Joe Duran, CEO of United Capital, sat with start-up executives at a New York conference Friday and acknowledged wealth managers’ upper hand is starting to lose its grip as digital disruptors take hold. The next generation of clients is less eager to engage with traditional money managers’ staff, and gravitates more toward automated options for investment management needs, panelists said.
She founded Miss Kaya.
For young women, interest in long-term financial planning is paramount. Millennial women will live longer, and also face the added constraint of interrupted earnings due to pregnancy and child-raising. This is coupled with a shift in behaviour patterns, as women become more educated and their horizons expand. Therefore, it is crucial that they focus on their finances from an increasingly younger age.
However, recent research from Mastercard is concerning. It shows that in Asia, people under 30 are less financially literate than their older counterparts. Singaporeans in particular registered low scores when it came to financial planning in the Mastercard study. This is an issue that a young entrepreneur, Gina Heng, wants to address by putting up Miss Kaya, a digital financial provider for the modern Asian woman.
Gina,35, observes that women coming of age now have different expectations – they treasure their Asian heritage and sense of duty but with a Western taste for experiences. As she shares their values of putting family needs first while juggling her own dreams, helping women achieve this balance has become her professional mission, one that is coming to life with the launch of Miss Kaya.
Gina boasts that through their proprietary financial tools and strategies, Miss Kaya is uniquely positioned to address this issue.
“The types of online based wealth management services in Asia today are still limited to financial education and product comparisons. We want to bring a new wave of innovation by providing a robust, automated, algorithm-powered, wealth management platform. Miss Kaya, by being the first women-driven robo-advisory platform in Asia that caters to their very needs, serves to empower them to achieve longer-term financial goals and allow them to pursue their dreams,” she said.
Gina and team are pre-launching the site in July, initially offering financial education and beta version of personal portfolio management services. Eventually, they will offer full financial advisory services for women to get engaged with managing their own finances. According to Gina, one of the main services will be a women-focused robo-advisor, across a full range of financial products and Asian markets. “To get there, we are happy to work with various financial service providers in order to develop a strong platform to serve the modern women of Asia, starting with Singapore,” said Gina.
A robo-advisor (robo-adviser) is an online wealth management service that provides automated, algorithm-based portfolio management advice without the use of human financial planners.
Concurrently, Gina serves as a co-founder and CEO of Marvelstone Group. Prior to this, she was a venture partner at Yozma Ventures (Korea) and co-founded asset management firms, One Asia Investment Partners and Leonie Hill Capital in Singapore.

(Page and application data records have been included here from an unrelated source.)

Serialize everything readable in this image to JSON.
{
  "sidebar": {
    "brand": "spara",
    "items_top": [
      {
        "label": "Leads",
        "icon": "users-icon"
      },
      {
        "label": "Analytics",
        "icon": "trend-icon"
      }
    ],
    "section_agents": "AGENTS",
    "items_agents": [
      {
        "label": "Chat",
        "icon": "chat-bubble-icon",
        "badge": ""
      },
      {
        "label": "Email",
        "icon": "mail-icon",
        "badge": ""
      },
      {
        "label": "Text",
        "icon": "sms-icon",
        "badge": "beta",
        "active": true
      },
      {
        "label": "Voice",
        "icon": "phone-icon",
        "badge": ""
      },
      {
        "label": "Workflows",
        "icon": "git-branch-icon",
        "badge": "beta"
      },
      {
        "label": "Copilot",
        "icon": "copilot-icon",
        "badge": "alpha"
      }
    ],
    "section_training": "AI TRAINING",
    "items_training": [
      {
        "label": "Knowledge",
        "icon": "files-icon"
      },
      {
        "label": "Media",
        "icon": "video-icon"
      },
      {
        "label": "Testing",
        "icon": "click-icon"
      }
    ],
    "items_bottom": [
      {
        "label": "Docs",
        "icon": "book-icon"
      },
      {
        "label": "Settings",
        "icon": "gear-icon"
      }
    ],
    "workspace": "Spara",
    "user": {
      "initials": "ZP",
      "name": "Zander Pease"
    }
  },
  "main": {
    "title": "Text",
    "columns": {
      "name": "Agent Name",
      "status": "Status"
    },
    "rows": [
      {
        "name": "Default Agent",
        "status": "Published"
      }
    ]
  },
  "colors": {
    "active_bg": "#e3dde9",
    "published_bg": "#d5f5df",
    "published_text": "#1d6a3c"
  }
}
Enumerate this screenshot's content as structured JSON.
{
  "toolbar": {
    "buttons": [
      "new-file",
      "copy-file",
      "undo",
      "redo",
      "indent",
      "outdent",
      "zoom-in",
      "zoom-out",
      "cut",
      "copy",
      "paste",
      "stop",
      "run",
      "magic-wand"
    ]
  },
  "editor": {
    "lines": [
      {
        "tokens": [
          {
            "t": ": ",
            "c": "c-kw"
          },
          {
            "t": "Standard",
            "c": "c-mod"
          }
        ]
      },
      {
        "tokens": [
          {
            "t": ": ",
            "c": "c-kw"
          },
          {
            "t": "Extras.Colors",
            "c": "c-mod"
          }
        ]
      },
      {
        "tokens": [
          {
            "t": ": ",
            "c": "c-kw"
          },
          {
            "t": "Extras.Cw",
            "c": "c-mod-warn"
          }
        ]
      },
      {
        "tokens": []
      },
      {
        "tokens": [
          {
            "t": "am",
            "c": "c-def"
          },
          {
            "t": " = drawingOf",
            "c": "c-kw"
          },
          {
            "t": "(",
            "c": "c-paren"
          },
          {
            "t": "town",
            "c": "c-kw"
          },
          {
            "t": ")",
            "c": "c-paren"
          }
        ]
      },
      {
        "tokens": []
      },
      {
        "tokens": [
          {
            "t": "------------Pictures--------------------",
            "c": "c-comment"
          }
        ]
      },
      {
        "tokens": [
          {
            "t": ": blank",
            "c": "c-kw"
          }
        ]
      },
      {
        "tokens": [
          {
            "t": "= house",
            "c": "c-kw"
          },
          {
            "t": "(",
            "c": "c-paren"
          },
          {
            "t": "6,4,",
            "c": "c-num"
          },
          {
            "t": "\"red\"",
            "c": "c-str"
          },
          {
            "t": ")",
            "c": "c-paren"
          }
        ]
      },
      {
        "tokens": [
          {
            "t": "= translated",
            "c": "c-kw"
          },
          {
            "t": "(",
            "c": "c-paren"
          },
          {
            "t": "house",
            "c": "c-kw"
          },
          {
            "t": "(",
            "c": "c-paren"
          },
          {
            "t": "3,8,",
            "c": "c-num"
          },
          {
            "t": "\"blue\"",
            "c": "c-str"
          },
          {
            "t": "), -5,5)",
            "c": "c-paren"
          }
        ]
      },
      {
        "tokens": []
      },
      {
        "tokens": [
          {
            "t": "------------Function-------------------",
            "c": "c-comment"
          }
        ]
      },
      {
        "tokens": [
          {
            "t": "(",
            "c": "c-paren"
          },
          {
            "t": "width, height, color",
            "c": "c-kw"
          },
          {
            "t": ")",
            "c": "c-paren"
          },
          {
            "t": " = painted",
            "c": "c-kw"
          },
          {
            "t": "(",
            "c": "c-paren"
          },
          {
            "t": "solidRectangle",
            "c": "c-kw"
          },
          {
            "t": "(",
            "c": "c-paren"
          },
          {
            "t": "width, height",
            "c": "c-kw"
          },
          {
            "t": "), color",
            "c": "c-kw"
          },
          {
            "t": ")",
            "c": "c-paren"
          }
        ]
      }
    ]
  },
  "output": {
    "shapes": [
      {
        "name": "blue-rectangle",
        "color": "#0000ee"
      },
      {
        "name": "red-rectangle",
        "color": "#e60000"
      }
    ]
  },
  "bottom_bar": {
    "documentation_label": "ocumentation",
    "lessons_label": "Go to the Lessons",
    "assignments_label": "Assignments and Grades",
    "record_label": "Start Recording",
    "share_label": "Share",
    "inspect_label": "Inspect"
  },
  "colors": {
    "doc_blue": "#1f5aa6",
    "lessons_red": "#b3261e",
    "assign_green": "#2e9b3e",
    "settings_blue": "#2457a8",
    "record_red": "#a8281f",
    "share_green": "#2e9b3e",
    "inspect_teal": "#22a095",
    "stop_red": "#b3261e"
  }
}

Like many entrepreneurs, Gina has been heavily influenced by her family. Her father was a businessman who started a cake shop that then expanded into baked goods distribution. He taught her to be future-facing, to recognise opportunities, and continuously innovate. It is his tenacity and diligence that she has tried to emulate in her own career.
“My first job after graduation was with an asset management research firm. This opportunity taught me about investment trends, kick-starting my own interest in how to grow money for the future. Having a good understanding of financial markets, I decided to take the leap to build my own hedge fund business to help investors grow their wealth, said Gina.